__Excerpted records__:
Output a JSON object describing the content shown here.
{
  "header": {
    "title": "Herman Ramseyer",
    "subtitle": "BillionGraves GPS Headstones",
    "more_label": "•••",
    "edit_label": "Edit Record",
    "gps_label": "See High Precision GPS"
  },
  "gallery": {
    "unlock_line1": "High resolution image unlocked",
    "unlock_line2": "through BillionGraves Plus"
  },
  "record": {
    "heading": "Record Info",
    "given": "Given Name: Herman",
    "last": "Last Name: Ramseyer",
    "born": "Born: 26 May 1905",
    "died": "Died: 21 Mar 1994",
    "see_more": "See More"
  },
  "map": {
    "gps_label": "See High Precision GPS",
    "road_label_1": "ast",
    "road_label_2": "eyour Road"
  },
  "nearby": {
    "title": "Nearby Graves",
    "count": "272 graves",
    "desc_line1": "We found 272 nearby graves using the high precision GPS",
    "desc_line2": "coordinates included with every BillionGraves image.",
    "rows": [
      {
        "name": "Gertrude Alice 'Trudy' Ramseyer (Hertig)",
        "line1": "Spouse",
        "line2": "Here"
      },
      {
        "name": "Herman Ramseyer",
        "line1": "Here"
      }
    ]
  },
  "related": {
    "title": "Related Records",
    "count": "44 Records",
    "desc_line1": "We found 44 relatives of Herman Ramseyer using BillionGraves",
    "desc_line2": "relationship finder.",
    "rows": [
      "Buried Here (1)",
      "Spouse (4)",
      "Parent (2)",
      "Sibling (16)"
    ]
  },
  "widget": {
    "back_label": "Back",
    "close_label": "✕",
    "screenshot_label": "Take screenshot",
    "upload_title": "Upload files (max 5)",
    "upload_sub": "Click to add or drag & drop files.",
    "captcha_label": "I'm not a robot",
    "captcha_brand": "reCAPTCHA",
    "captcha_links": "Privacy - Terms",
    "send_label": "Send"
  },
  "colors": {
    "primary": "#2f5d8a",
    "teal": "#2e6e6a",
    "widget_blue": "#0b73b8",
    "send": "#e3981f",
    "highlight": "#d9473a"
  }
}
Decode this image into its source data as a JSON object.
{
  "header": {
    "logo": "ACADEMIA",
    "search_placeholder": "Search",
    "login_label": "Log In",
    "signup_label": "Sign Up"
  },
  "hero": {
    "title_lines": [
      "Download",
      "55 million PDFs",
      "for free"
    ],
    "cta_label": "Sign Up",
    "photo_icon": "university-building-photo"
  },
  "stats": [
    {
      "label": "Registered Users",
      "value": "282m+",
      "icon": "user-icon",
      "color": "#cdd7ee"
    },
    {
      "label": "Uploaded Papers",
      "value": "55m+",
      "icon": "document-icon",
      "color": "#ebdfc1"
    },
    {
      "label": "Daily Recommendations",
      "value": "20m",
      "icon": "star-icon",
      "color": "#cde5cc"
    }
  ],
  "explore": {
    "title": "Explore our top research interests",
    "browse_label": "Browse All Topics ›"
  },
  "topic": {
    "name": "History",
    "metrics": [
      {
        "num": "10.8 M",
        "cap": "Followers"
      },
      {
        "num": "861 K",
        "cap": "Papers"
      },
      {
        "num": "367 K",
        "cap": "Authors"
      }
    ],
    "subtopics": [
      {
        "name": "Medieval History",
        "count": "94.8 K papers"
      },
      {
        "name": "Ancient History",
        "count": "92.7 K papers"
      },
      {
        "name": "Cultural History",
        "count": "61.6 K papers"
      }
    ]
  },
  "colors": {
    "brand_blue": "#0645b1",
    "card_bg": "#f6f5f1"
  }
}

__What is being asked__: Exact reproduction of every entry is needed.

__Written response__:
Output a JSON object describing the content shown here.
{
  "header": {
    "title": "Herman Ramseyer",
    "subtitle": "BillionGraves GPS Headstones",
    "more_label": "•••",
    "edit_label": "Edit Record",
    "gps_label": "See High Precision GPS"
  },
  "gallery": {
    "unlock_line1": "High resolution image unlocked",
    "unlock_line2": "through BillionGraves Plus"
  },
  "record": {
    "heading": "Record Info",
    "given": "Given Name: Herman",
    "last": "Last Name: Ramseyer",
    "born": "Born: 26 May 1905",
    "died": "Died: 21 Mar 1994",
    "see_more": "See More"
  },
  "map": {
    "gps_label": "See High Precision GPS",
    "road_label_1": "ast",
    "road_label_2": "eyour Road"
  },
  "nearby": {
    "title": "Nearby Graves",
    "count": "272 graves",
    "desc_line1": "We found 272 nearby graves using the high precision GPS",
    "desc_line2": "coordinates included with every BillionGraves image.",
    "rows": [
      {
        "name": "Gertrude Alice 'Trudy' Ramseyer (Hertig)",
        "line1": "Spouse",
        "line2": "Here"
      },
      {
        "name": "Herman Ramseyer",
        "line1": "Here"
      }
    ]
  },
  "related": {
    "title": "Related Records",
    "count": "44 Records",
    "desc_line1": "We found 44 relatives of Herman Ramseyer using BillionGraves",
    "desc_line2": "relationship finder.",
    "rows": [
      "Buried Here (1)",
      "Spouse (4)",
      "Parent (2)",
      "Sibling (16)"
    ]
  },
  "widget": {
    "back_label": "Back",
    "close_label": "✕",
    "screenshot_label": "Take screenshot",
    "upload_title": "Upload files (max 5)",
    "upload_sub": "Click to add or drag & drop files.",
    "captcha_label": "I'm not a robot",
    "captcha_brand": "reCAPTCHA",
    "captcha_links": "Privacy - Terms",
    "send_label": "Send"
  },
  "colors": {
    "primary": "#2f5d8a",
    "teal": "#2e6e6a",
    "widget_blue": "#0b73b8",
    "send": "#e3981f",
    "highlight": "#d9473a"
  }
}
Decode this image into its source data as a JSON object.
{
  "header": {
    "logo": "ACADEMIA",
    "search_placeholder": "Search",
    "login_label": "Log In",
    "signup_label": "Sign Up"
  },
  "hero": {
    "title_lines": [
      "Download",
      "55 million PDFs",
      "for free"
    ],
    "cta_label": "Sign Up",
    "photo_icon": "university-building-photo"
  },
  "stats": [
    {
      "label": "Registered Users",
      "value": "282m+",
      "icon": "user-icon",
      "color": "#cdd7ee"
    },
    {
      "label": "Uploaded Papers",
      "value": "55m+",
      "icon": "document-icon",
      "color": "#ebdfc1"
    },
    {
      "label": "Daily Recommendations",
      "value": "20m",
      "icon": "star-icon",
      "color": "#cde5cc"
    }
  ],
  "explore": {
    "title": "Explore our top research interests",
    "browse_label": "Browse All Topics ›"
  },
  "topic": {
    "name": "History",
    "metrics": [
      {
        "num": "10.8 M",
        "cap": "Followers"
      },
      {
        "num": "861 K",
        "cap": "Papers"
      },
      {
        "num": "367 K",
        "cap": "Authors"
      }
    ],
    "subtopics": [
      {
        "name": "Medieval History",
        "count": "94.8 K papers"
      },
      {
        "name": "Ancient History",
        "count": "92.7 K papers"
      },
      {
        "name": "Cultural History",
        "count": "61.6 K papers"
      }
    ]
  },
  "colors": {
    "brand_blue": "#0645b1",
    "card_bg": "#f6f5f1"
  }
}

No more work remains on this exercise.